Bridges on barrier islands between the Atlantic Ocean and the Intracoastal will be locked down by 8 p.m. Friday, and no boats requiring openings will be able leave after the lockdown.
County government has already received more than 6,000 calls to its emergency hotline, which is open 24 hours to answer questions: Dial 311 or 954-831-4000.
Sheriff Scott Israel said national guard troops have been assigned to Broward, and one of their duties will be to help escort gas tankers to and from Port Everglades, where the cargo is delivered. County officials say there is enough gas, but that stations have been unable to keep up with the demand.
Israel urged residents to call 911 only in an emergency.
Hundreds of animals in Broward’s animal shelters have been safely transported out of state, officials said.

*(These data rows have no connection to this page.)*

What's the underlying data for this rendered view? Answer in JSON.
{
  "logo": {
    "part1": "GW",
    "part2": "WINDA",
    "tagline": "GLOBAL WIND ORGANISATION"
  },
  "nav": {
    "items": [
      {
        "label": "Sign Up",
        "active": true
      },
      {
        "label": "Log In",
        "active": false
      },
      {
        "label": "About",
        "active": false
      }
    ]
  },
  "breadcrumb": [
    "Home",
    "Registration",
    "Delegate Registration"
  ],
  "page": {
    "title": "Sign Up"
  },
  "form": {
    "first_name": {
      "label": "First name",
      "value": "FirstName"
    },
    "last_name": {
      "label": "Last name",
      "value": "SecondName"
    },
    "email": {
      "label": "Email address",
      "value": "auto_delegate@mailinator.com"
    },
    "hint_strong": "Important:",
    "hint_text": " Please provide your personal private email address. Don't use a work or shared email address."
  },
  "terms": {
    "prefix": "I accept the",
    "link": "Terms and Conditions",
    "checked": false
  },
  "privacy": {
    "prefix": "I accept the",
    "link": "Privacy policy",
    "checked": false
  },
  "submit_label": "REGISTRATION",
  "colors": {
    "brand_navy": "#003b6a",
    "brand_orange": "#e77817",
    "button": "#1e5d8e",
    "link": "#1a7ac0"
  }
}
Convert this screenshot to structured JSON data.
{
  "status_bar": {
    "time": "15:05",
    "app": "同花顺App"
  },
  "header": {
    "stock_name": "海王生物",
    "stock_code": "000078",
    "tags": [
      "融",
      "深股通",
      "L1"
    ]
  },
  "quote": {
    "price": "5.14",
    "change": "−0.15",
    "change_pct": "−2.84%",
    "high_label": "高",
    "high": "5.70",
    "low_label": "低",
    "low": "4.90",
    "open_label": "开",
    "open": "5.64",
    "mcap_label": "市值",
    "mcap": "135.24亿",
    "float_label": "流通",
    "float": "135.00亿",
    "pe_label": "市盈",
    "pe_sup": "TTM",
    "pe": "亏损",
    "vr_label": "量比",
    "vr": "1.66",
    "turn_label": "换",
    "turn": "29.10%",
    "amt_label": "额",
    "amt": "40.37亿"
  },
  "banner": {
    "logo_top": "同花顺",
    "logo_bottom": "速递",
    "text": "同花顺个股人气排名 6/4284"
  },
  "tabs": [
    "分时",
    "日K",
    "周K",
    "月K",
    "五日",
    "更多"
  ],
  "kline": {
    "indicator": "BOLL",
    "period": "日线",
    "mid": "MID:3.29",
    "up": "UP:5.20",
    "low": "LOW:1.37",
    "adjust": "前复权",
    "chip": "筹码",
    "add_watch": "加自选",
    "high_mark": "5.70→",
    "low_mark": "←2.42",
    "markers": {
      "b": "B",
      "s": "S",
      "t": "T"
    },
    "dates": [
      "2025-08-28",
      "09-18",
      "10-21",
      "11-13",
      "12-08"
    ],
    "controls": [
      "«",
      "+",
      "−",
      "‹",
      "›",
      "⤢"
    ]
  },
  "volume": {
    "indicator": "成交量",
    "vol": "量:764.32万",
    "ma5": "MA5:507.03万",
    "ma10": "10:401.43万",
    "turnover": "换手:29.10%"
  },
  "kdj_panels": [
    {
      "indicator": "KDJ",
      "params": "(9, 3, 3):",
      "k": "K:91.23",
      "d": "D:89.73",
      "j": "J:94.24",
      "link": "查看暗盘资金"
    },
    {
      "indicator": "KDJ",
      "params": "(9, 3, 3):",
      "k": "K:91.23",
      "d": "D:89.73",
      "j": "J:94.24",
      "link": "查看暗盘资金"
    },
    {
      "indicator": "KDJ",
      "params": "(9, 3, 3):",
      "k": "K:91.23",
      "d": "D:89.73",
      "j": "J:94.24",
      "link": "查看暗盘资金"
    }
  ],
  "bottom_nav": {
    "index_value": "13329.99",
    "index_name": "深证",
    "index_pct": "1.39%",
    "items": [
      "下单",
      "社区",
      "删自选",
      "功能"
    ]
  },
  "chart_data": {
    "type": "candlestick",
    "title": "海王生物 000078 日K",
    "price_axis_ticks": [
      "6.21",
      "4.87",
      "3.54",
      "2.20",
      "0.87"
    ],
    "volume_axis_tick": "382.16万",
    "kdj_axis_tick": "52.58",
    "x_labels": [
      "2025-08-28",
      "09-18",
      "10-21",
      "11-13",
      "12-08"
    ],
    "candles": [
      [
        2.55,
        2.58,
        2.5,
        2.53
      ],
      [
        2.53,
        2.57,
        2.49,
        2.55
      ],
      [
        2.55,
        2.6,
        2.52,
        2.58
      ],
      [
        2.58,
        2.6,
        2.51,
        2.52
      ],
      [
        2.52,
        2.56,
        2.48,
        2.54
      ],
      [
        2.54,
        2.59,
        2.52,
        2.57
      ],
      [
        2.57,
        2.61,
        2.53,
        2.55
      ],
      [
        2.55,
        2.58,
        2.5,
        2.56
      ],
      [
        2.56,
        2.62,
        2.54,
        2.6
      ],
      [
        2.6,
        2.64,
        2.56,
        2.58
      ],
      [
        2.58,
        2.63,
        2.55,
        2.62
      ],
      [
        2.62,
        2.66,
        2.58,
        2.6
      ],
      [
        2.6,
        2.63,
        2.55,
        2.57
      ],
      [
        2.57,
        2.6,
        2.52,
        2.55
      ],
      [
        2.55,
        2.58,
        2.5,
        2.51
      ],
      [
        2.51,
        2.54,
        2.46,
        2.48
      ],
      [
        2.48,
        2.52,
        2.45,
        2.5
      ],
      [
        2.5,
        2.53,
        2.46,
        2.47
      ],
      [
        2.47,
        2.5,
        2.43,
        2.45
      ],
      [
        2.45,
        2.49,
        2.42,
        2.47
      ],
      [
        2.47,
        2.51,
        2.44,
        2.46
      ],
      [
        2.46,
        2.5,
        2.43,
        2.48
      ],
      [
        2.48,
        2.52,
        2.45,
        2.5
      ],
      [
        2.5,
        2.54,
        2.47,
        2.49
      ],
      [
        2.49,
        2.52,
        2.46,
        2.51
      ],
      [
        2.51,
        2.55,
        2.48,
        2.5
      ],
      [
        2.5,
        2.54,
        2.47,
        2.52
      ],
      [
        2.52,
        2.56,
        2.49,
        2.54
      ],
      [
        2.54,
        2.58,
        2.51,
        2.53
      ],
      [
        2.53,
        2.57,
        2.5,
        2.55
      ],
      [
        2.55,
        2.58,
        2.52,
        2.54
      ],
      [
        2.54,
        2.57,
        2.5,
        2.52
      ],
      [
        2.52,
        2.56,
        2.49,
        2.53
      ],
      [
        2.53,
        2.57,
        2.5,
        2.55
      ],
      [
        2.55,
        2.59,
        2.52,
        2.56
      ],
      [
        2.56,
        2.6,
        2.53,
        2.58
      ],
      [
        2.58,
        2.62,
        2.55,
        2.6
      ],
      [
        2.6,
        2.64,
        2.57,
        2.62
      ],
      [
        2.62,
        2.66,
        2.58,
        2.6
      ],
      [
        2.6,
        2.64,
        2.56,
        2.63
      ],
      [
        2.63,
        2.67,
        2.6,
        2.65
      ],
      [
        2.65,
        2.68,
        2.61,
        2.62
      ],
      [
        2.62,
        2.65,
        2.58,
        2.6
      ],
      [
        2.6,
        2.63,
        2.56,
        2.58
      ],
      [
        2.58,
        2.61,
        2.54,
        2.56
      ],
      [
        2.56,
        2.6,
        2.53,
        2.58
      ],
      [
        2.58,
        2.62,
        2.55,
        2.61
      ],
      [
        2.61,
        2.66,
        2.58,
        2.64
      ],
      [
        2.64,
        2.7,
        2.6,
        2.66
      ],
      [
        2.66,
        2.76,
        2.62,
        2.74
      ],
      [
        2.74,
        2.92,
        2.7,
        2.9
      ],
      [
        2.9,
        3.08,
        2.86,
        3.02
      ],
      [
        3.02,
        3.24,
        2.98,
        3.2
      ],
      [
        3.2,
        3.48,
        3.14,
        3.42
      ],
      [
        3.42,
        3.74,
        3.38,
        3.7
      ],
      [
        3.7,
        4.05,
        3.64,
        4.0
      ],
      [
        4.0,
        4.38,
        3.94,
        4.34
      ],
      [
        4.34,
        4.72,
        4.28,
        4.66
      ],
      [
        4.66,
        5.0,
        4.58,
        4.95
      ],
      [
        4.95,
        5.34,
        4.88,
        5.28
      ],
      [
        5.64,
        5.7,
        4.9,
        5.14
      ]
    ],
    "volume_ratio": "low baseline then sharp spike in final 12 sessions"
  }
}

“This storm is fast, it’s powerful, it’s devastating, and it’s already claimed lives in the Caribbean,'” Israel said.